*** AVAILABLE DATA Section Begins ***

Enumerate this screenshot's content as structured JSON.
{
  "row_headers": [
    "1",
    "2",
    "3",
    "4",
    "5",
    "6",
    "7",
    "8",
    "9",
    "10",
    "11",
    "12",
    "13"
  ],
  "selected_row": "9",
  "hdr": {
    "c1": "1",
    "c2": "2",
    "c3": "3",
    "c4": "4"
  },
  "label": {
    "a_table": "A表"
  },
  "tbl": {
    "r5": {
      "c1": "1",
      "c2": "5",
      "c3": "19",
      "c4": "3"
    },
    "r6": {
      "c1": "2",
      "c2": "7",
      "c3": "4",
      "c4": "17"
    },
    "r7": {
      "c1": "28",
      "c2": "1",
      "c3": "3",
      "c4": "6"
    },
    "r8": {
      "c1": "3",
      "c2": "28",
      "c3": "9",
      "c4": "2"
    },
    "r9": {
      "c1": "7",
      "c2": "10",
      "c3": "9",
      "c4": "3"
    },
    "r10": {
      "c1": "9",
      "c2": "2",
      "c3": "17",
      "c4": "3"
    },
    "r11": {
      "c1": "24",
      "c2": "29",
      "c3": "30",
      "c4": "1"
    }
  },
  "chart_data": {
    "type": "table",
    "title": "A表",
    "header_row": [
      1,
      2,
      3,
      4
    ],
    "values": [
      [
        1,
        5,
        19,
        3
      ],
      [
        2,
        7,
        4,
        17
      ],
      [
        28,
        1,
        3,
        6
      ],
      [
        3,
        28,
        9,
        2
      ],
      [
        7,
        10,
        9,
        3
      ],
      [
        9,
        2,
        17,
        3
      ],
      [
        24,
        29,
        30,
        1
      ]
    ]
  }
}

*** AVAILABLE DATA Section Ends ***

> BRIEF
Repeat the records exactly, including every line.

> OUTPUT FOR THIS EXERCISE
Enumerate this screenshot's content as structured JSON.
{
  "row_headers": [
    "1",
    "2",
    "3",
    "4",
    "5",
    "6",
    "7",
    "8",
    "9",
    "10",
    "11",
    "12",
    "13"
  ],
  "selected_row": "9",
  "hdr": {
    "c1": "1",
    "c2": "2",
    "c3": "3",
    "c4": "4"
  },
  "label": {
    "a_table": "A表"
  },
  "tbl": {
    "r5": {
      "c1": "1",
      "c2": "5",
      "c3": "19",
      "c4": "3"
    },
    "r6": {
      "c1": "2",
      "c2": "7",
      "c3": "4",
      "c4": "17"
    },
    "r7": {
      "c1": "28",
      "c2": "1",
      "c3": "3",
      "c4": "6"
    },
    "r8": {
      "c1": "3",
      "c2": "28",
      "c3": "9",
      "c4": "2"
    },
    "r9": {
      "c1": "7",
      "c2": "10",
      "c3": "9",
      "c4": "3"
    },
    "r10": {
      "c1": "9",
      "c2": "2",
      "c3": "17",
      "c4": "3"
    },
    "r11": {
      "c1": "24",
      "c2": "29",
      "c3": "30",
      "c4": "1"
    }
  },
  "chart_data": {
    "type": "table",
    "title": "A表",
    "header_row": [
      1,
      2,
      3,
      4
    ],
    "values": [
      [
        1,
        5,
        19,
        3
      ],
      [
        2,
        7,
        4,
        17
      ],
      [
        28,
        1,
        3,
        6
      ],
      [
        3,
        28,
        9,
        2
      ],
      [
        7,
        10,
        9,
        3
      ],
      [
        9,
        2,
        17,
        3
      ],
      [
        24,
        29,
        30,
        1
      ]
    ]
  }
}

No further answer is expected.